She told the sergeant she had a restraining order against her 37-year-old ex-boyfriend and that he’d shown up at three places she’d been that day — a coffee shop, a hardware store and a grocery store.
The woman said she was afraid he’d tracked her through her phone. But when she and the police sergeant took it to a cellphone store, the employees said they couldn’t see any sign that it was being used for that purpose.
One of the workers suggested that the woman have an auto-store check her car for a tracking device.
Scroll down to continue reading
More news from KIRO 7
- Amazon, Buffett, JPMorgan to partner on employee healthcare
- 'Hamilton' lottery will give out $10 tickets in Seattle
- Video of child hanging over roof of Shoreline school sparks inquiry
- 7-year-old boy dies day after flu, strep throat diagnosis, family says
- Two Washington cities make National Geographic's 'Best Cities' list
The next day, a car dealership employee found a GPS device in a magnetic, waterproof case attached to the undercarriage.
Police spoke with the ex-boyfriend, who allegedly acknowledged being at the places the woman saw him. It was just a coincidence, he said.
Pierce County prosecutors thought otherwise and charged him with stalking and violating the restraining order.
According to charging papers:
He initially said the woman had framed him.
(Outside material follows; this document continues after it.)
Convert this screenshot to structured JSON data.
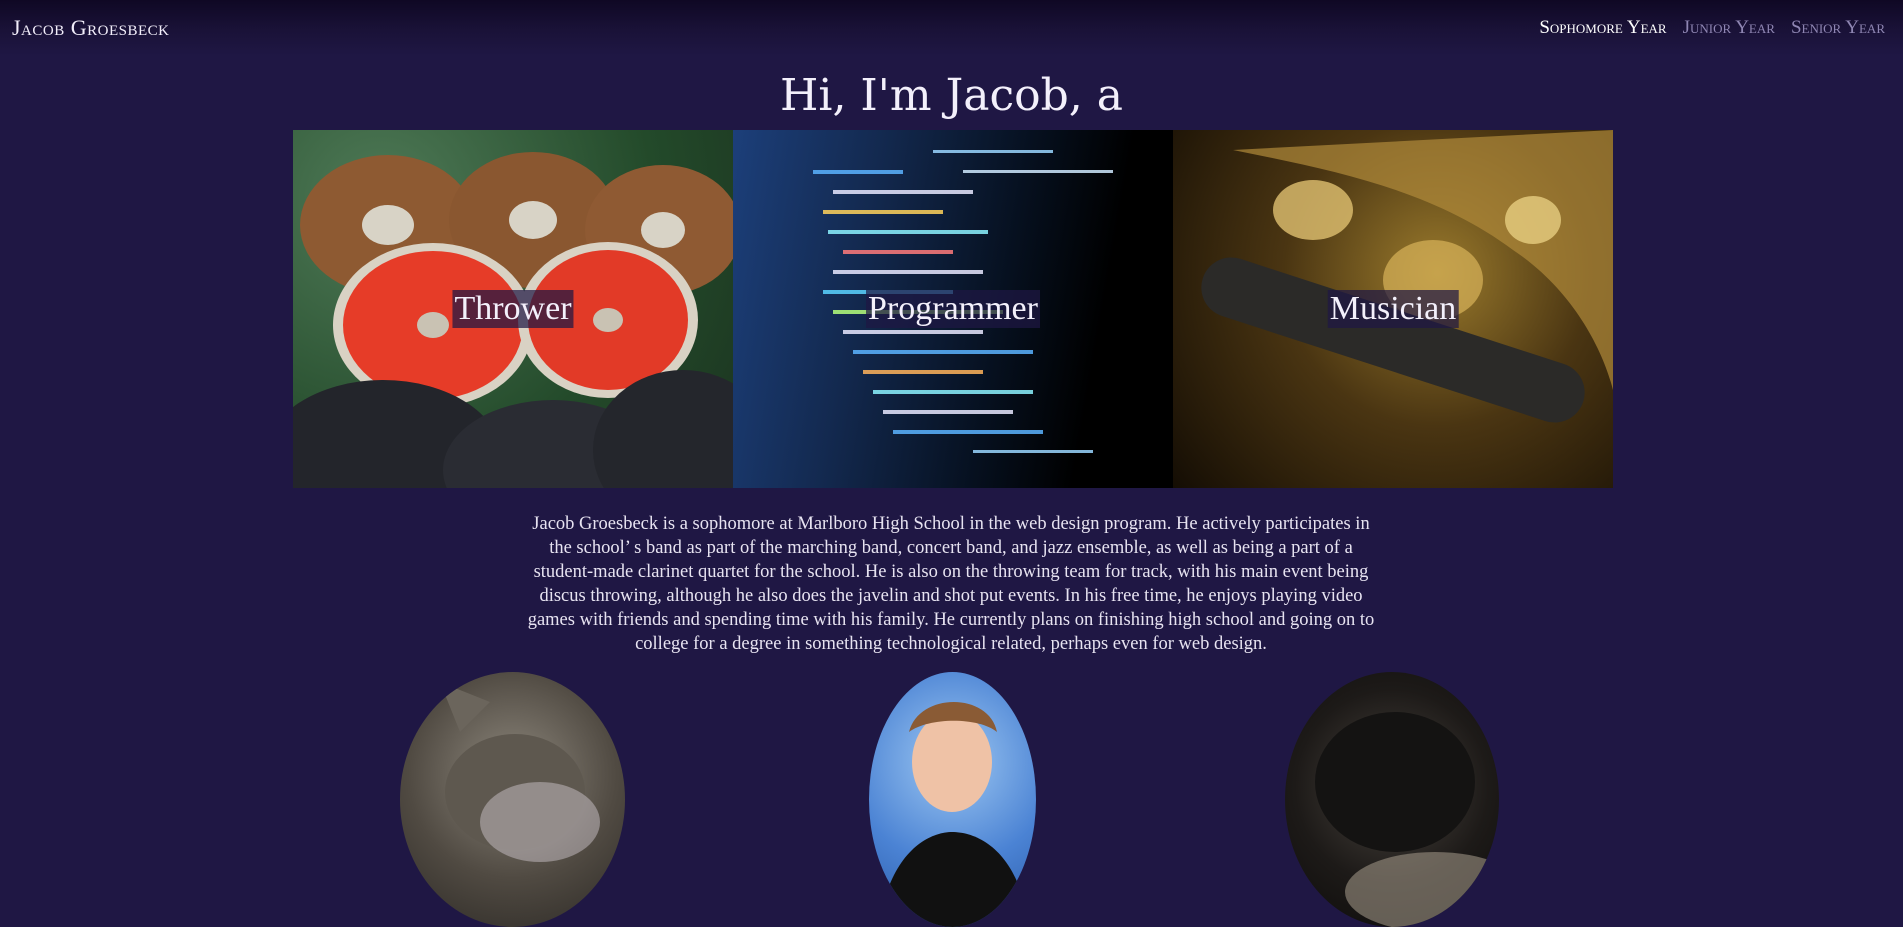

He later admitted he bought the GPS device and put it on her car outside her home, once he figured out where she was living.
Then he was able to track her for several days with a computer program and an application on his phone.
He was using the information to try to avoid running into her, he said.
The man pleaded not guilty at arraignment Monday, posted $30,000 bail and was released.
© 2020 Tacoma News Tribune